## The task
Your answer should be the lines of the data below that contain "Conexões".

Record extracts: Begin

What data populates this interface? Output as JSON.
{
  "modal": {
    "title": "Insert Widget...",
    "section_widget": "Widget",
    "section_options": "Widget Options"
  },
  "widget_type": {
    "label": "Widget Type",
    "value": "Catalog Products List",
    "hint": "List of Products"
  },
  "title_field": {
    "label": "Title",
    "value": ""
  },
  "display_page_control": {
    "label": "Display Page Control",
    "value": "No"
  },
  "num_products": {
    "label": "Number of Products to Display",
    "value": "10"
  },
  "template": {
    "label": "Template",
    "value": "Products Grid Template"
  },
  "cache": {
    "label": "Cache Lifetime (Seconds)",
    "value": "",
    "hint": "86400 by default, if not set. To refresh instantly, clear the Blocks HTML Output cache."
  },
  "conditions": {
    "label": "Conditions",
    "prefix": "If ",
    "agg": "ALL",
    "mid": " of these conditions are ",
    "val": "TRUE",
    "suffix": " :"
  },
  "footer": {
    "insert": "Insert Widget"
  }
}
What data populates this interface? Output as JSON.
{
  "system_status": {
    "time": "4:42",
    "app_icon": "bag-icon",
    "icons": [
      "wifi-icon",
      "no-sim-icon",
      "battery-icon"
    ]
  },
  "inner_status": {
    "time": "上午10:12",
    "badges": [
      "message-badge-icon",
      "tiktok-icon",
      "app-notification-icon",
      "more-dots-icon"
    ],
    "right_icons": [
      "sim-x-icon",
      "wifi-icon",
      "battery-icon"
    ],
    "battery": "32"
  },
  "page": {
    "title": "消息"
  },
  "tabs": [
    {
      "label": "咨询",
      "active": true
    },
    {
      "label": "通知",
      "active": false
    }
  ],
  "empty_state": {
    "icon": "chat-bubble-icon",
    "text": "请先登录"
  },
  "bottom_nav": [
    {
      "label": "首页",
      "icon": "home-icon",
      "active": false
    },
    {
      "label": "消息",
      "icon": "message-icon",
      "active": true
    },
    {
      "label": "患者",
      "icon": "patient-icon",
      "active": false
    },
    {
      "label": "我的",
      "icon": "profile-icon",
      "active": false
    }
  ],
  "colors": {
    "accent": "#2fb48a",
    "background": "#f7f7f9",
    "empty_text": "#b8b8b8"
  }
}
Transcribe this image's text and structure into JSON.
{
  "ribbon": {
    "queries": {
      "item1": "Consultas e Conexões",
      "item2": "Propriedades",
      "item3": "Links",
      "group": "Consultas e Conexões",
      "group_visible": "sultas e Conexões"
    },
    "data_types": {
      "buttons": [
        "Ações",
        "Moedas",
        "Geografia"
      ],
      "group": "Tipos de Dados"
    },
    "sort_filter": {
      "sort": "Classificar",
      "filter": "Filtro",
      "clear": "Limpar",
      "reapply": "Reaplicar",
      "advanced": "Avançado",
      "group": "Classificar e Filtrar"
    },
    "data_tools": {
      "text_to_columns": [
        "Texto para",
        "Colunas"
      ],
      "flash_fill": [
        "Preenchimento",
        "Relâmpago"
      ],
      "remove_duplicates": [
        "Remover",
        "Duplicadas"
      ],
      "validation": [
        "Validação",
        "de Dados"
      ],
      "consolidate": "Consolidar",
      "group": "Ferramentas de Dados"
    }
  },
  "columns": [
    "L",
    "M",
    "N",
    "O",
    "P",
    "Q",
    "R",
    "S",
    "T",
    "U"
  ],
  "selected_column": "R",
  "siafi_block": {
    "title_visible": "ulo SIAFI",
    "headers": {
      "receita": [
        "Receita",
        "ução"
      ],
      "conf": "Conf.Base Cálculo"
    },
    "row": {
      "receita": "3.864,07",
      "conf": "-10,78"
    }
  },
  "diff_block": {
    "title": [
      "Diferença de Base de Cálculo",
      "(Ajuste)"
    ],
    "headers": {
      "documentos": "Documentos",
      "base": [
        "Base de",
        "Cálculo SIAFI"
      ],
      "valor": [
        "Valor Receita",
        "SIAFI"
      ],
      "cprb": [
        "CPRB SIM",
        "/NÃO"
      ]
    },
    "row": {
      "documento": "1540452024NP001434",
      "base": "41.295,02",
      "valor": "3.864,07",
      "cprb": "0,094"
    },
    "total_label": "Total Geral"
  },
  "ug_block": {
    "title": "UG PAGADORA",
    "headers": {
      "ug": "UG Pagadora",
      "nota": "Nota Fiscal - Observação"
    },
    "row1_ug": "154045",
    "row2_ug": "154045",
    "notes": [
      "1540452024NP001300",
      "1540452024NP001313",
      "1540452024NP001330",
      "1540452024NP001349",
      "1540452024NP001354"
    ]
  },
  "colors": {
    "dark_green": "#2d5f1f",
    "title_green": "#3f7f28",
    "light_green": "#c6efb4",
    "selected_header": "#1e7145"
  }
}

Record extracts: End

## Completed exercise
      "item1": "Consultas e Conexões",
      "group": "Consultas e Conexões",
      "group_visible": "sultas e Conexões"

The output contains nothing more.